Alighting on the platform I turned and looked down the length of the train, beyond the carriages, towards the track curving away into the distance. Though not visible from this point I knew the rest of the line well; not to mention the shadows that dwelt within its tunnels and archways.

On reflection, it occurred to me that this was an entirely perfect setting for what had happened. With so many trains passing over the structure on the Brighton Main Line, the spirits of men that toiled here could never be far away from the living.

But it is the ghosts of more recent times, just as numerous as those of their Victorian counterparts that I am here to consider. For now his words are clearer to me than at any time over the decades that have passed since they were uttered. This is his tale; one told to me almost forty years ago, when I was a young man living in Balcombe, working on the London to Brighton line. Continue reading

The Viaduct (a ghost story)

Balcombe Viaduct
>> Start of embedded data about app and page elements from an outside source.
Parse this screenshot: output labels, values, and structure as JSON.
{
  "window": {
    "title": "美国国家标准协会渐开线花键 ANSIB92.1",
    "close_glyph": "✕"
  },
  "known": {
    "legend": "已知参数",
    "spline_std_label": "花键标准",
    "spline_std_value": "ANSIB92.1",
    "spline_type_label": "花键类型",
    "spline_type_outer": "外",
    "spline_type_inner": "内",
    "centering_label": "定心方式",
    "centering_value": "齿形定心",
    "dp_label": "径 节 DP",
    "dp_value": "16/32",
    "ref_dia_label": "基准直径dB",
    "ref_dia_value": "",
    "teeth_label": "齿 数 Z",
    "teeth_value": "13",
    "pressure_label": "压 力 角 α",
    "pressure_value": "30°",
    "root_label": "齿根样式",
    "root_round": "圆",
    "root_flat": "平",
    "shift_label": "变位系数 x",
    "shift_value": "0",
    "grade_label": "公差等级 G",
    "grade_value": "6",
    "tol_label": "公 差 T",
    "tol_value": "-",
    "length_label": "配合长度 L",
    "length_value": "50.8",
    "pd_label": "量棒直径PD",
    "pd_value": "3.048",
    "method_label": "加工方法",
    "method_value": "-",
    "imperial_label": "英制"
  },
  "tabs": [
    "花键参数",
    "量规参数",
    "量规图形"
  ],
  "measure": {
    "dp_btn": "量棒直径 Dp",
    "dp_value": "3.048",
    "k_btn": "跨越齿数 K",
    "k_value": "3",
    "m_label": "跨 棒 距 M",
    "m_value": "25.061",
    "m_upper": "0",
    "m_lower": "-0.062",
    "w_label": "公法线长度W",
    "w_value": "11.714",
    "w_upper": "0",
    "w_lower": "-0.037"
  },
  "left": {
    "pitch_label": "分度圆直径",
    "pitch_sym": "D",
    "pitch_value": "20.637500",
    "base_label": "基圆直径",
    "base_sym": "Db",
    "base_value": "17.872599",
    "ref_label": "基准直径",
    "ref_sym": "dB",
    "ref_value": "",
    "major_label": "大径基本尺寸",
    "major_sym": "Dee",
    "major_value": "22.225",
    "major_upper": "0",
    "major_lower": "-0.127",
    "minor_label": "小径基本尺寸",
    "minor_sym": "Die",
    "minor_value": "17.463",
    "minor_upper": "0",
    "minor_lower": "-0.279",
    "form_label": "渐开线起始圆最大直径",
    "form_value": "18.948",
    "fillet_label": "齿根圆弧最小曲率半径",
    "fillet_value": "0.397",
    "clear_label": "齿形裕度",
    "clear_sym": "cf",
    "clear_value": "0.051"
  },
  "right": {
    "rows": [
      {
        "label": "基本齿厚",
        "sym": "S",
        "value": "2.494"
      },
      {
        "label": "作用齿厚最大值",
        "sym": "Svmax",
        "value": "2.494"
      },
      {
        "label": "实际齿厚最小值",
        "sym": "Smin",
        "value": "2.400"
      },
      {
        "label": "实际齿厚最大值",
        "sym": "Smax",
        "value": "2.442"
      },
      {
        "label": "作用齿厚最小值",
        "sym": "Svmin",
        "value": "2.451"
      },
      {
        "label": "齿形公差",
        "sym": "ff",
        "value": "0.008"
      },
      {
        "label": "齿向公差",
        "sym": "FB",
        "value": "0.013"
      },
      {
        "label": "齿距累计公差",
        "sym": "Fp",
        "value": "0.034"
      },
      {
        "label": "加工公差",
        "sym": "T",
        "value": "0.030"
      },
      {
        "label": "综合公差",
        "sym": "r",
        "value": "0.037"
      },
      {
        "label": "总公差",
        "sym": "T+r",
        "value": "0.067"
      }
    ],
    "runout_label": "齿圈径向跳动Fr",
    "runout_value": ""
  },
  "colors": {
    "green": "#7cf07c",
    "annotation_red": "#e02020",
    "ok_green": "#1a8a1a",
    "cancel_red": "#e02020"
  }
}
I had returned to Balcombe out of instinct, not for pleasure. Though the train had refreshed my memory of its seductive beauty I had a less romantic place for those thoughts to reside. The landscape view of sun-drenched streams and sparkling lakes played like a cinematic trailer, catching the attention of the couple opposite me who immediately sprang into a congratulatory embrace. This only served to heighten my unease with the place.

A sudden lurch of the train announced our arrival, propelling the occupants into a flurry of activity. All around me, day tripping couples leapt from their seats and set about passing bags as elegantly as possible from carriage to platform. With this I allowed myself a wry smile; briefly charmed by the obvious enthusiasm of the new arrivals.

Alighting on the platform I turned and looked down the length of the train, beyond the carriages, towards the track curving away into the distance. Though not visible from this point I knew the rest of the line well; not to mention the shadows that dwelt within its tunnels and archways.

On reflection, it occurred to me that this was an entirely perfect setting for what had happened. With so many trains passing over the structure on the Brighton Main Line, the spirits of men that toiled here could never be far away from the living.

But it is the ghosts of more recent times, just as numerous as those of their Victorian counterparts that I am here to consider. For now his words are clearer to me than at any time over the decades that have passed since they were uttered. This is his tale; one told to me almost forty years ago, when I was a young man living in Balcombe, working on the London to Brighton line. Continue reading